Crude Oil Drilling & Pipelines
Bitumen Oil and the Tarsands
Natural Gas and Fracking
Specific to Dimock, PA
Use this link to access the Ecology textbook:
The space technology and electromagnetic spectrum quiz will be Monday April 4th, 2016.
What to study:
Reflecting Telescope (optical):
light from on object in space is reflected off of mirrors inside the telescope. The Hubble Space Telescope is an example of a reflecting telescope.
light from an object in space in bent (refracted) through an objective lens
uses a large curved dish to collect and record radio waves traveling through space.
any human-made object that orbits another object in space
reusable spacecraft that transports astronauts, satellites, and other materials to and from space
an instrument that gathers information and sends the data back to Earth. Unlike satellites that orbit earth, space probes travel far into the solar system.
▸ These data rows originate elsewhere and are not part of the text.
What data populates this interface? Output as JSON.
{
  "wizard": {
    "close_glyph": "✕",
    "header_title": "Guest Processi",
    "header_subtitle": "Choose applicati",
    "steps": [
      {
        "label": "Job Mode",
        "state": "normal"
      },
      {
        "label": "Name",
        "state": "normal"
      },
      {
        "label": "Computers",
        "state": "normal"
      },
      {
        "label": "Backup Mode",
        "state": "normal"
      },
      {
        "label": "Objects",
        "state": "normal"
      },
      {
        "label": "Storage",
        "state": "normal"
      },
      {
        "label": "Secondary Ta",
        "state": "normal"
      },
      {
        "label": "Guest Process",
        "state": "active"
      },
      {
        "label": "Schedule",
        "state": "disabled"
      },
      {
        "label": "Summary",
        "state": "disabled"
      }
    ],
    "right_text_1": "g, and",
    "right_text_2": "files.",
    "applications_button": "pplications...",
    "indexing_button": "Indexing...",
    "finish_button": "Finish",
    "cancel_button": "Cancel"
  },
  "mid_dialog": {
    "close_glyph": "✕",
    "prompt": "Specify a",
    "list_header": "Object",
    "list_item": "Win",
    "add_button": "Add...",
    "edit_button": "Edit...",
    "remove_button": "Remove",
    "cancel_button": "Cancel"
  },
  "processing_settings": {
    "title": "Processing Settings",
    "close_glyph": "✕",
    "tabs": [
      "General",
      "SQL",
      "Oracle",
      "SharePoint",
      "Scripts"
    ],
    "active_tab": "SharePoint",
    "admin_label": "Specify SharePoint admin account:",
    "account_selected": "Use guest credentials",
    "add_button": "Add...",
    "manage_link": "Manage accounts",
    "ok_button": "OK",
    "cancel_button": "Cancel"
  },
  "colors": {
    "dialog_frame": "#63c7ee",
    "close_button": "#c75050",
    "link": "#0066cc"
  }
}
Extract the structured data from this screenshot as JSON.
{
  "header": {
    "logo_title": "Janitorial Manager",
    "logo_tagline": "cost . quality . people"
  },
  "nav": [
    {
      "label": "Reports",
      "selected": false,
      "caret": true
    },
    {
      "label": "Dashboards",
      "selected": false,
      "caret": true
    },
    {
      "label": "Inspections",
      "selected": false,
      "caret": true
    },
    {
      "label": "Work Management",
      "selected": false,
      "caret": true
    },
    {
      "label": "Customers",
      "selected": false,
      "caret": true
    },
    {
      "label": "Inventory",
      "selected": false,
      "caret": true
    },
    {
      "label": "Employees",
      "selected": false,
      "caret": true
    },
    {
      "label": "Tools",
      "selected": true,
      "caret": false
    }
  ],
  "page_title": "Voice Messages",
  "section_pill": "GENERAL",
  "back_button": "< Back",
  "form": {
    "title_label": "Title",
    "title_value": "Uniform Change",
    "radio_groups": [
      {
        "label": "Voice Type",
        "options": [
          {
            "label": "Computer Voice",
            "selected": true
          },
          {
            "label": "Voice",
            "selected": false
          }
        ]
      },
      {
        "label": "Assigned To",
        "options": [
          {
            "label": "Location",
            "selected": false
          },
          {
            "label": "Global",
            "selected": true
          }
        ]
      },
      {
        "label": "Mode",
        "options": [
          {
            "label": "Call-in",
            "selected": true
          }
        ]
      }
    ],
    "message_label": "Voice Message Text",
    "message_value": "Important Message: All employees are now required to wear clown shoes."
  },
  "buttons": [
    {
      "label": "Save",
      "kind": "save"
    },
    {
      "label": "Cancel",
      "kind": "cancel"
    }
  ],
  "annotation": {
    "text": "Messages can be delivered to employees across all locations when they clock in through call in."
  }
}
large artificial satellite that provides support systems, living quarters, and equipment so that humans can live and work in space and conduct research not possible on Earth. The International Space Station, for example, is a permanent laboratory designed for use in long-term research.
The sequence (order) of electromagnetic radiation from longest wavelength to shortest wavelength:
Radio, microwave, infrared, visible light, ultraviolet, x-ray, gamma ray. (Click here for a mnemonic device to help you remember the order.)
What is frequency:
the number of waves per time interval, such as 3 waves per second
What is wavelength:
the distance between two identical adjacent points in a wave. For example, the distance between one peak or crest of a wave of light, heat, or other energy and the next corresponding peak or crest.
The inverse relationship of wavelength and frequency:
As wavelength decreases, the frequency of waves increases (more waves per second).
Shorter wavelength, higher frequency | Longer wavelength, lower frequency.
Today we started a unit on astronomy. Students in Science 7/8 are studying space technology and what better way to investigate than to go inside the International Space Station?
We will have our Plate Tectonics Unit Assessment this Friday, March 18th.
What to study:
- Fossil Evidence
- Puzzle Piece Evidence
- Rock Evidence
- Glacial/Climate Evidence
- Plate Boundaries
- Geologic Features
In honor of Albert Einsteins 137th Birthday and the fact that today is Pi Day (3/14), we celebrated by finding the circumference and diameter of circular objects around the school. Then we recorded the class data on a chart and made a scatterplot to represent the data visually. Do you know the relationship between a circle’s circumference and its diameter? Oh, those brilliant Greek mathematicians…
This week in Science 7/8, students wrapped up learning about continental drift by finishing the Pangaea Project. During the project, student scientists were asked to explain and give examples of how physical evidence (such as fossils, rocks, and glaciers) supports the theory that the earth has evolved over time. They began, much like Alfred Wegener in the 1920s, by noticing that some of the continents seem to fit together like puzzle pieces. After trying to reconstruct Pangaea based solely on this evidence, students concluded that more and different evidence was needed. That led to a whole class discussion during which students identified fossil, rock, and glacial evidence. After analyzing the locations of the new evidence and given models of the continents, students were able to successfully reconstruct Pangaea as it may have looked 200 million years ago. Now that students have an understanding that continents are indeed drifting, it’s time to investigate why they are drifting and what mechanism causes the drift. This “mechanism” will help us understand and explore the earth changing processes of plate tectonics and the earth shaping effects of the different plate boundaries in the upcoming weeks.
This week in Science 6, students have been applying their knowledge of geologic time to create Earth History Brochures, an art project that challenges student scientists to make an informational and artistic brochure highlighting the major events, life forms, and time periods of Earth’s history. Some noteworthy discoveries include the time period when an important index fossil (trilobites) lived, when Earth’s atmosphere became filled with oxygen from stromatolite bacteria paving the way for the largest biological diversification in history (Cambrian explosion), the fact that dinosaurs were alive relatively recently (up to 65 million years ago), and when the first homo sapien ancestors evolved (about 200,000 years ago.)